Like other ruminants, deer lack upper front teeth (incisors). In place of teeth, deer have a dental pad which they use in combination with lower incisors to tear vegetation, which leaves rough edges on plant material. Deer prefer young growth and remove leaves, buds and shoots – all of which affect the upcoming crop.
Deer develop eating habits that can be difficult to change. Any time a deer feeds or rubs in an area without unpleasant consequences, the behavior is reinforced. The key is to break the feeding habit, convince deer to eat and rub in a different area, then remain vigilant to deer attempting to return. Deer tend to become quite persistent in areas where they’ve successfully eaten, so the key is preventing them from developing a taste for what you’re growing.
Most deer herds don’t travel far and tend to eat in one area and rest nearby. Deer that move into orchards or other crop areas to feed will move back to cover to rest. During hunting season, deer are more active at night. It’s important to pay attention to signs of deer presence/damage throughout the year to understand their habits. Game cameras are relatively inexpensive and can provide valuable insight about deer habits on your farm.
Managing deer requires an IPM approach and may include hunting, barriers, repellants, scare tactics and vegetation management. The kind of damage being done and when damage is most likely to occur will help to determine which deterrents will be most effective.
Locate any deer paths leading to the growing area and place physical barriers (a rock base with logs or brush piled on top) to dissuade deer from using that path. When deer are forced to use a different route, they tend to break up and move more erratically, which is a change in behavior that can lead to exclusion.
Like other prey animals, deer eyes are on the sides of their heads, which means they have poor depth perception. Some growers have successfully used three-dimensional electric fences that make it difficult for deer to judge the height and width of the fence.

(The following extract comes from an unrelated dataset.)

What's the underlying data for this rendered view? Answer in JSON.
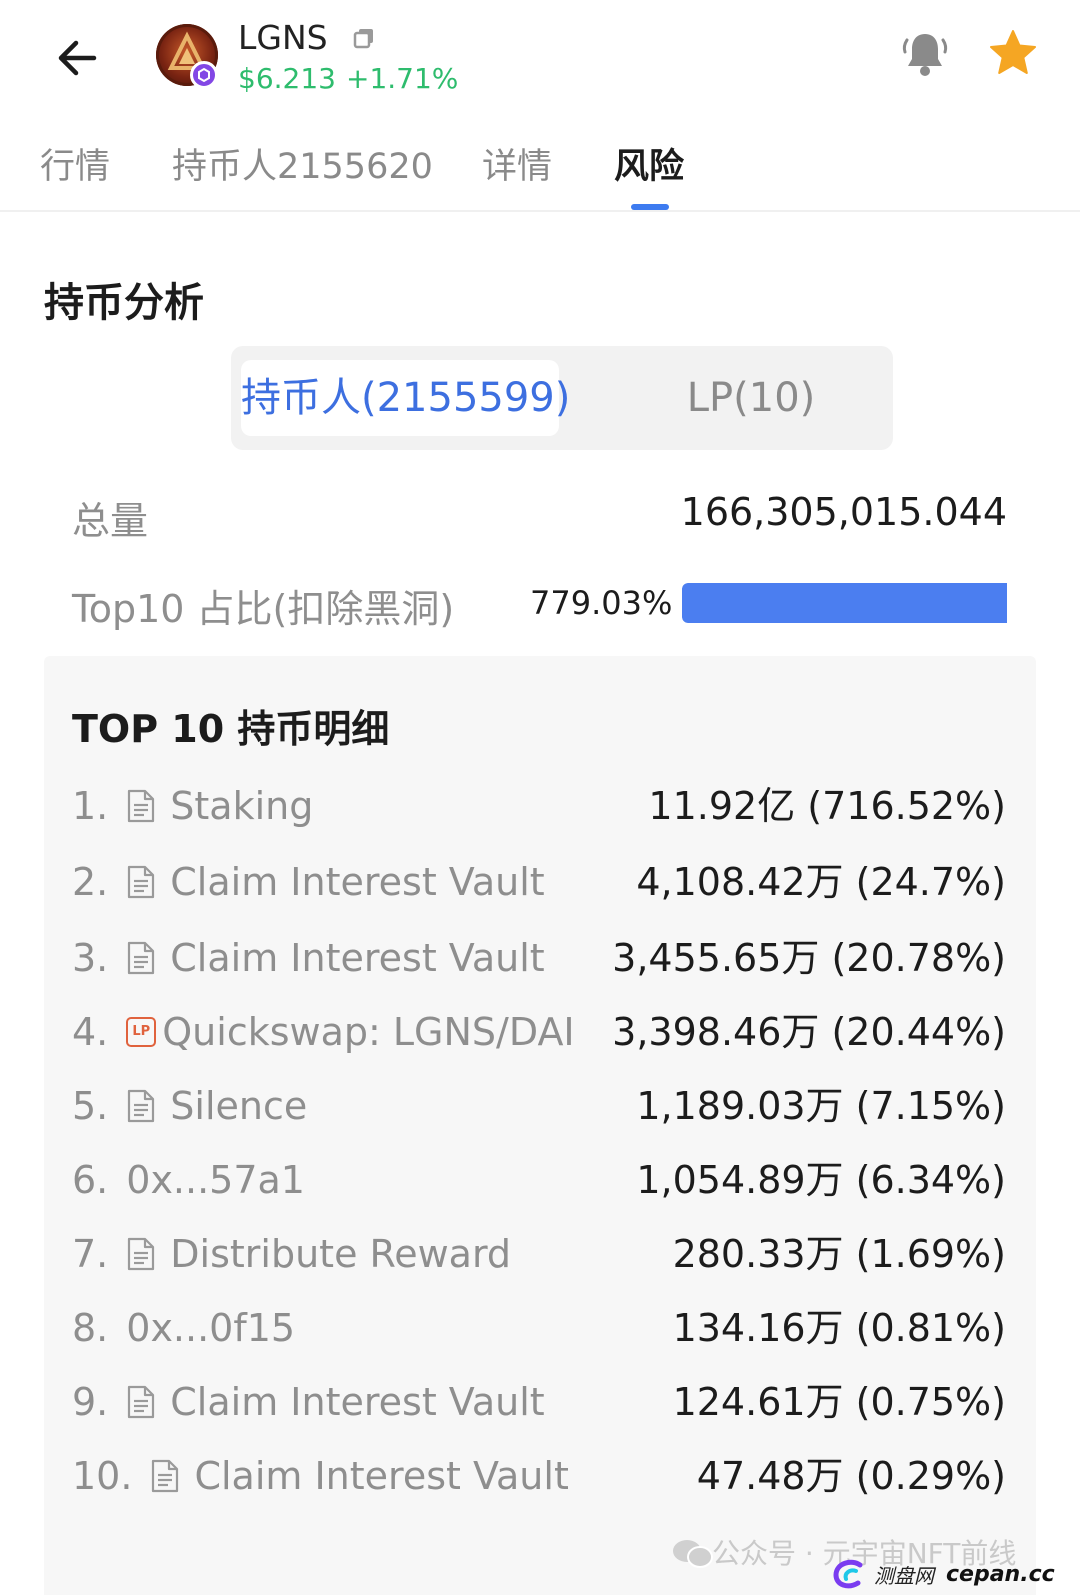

Frightening deer to discourage them from inhabiting or feeding in an area works best as a short-term solution because deer quickly become accustomed to the sounds. Any sounds should be set to go off at irregular intervals, and the sound source should be moved frequently. Some growers use dogs contained in invisible fence to deter deer, but be aware that GAP rules disallow dogs in growing areas.
Upright deer fencing is one of the most effective means of keeping deer out of crops. Adult deer can easily jump seven feet or higher and can work their way through small gaps in fencing. Effective deer fencing is usually eight feet or taller. Design a fence to allow a wide barrier (six to eight feet) and a cleared area that provides an escape route for deer, which is easier than jumping over or attempting to crawl under a fence they encounter.
An electric fence can help deter deer, but it takes some planning to create effective fencing. Once the fence is up, put peanut butter on strips of foil and hang it from the wires to entice deer to touch the electric fence. Be sure the fence is on – deer can quickly learn to feel the electric pulse and can easily tell when it isn’t on. Leave the fence on 24/7 when it’s first installed, and if it’s turned off during the day at some point, be sure to keep it on at night.
When searching for new food sources, deer use their sensitive mouths and noses, so it’s important that any electric deterrent is strong enough to work. Deer hair is hollow, providing them with higher resistance to electricity, so it’s important to use a sufficiently powerful energizer for electric fencing.
While it’s probably impossible to completely eliminate deer damage with anything other than a secure eight-foot perimeter fence, decide what you’re willing to invest to protect your crop and make decisions about deterring deer based on economics.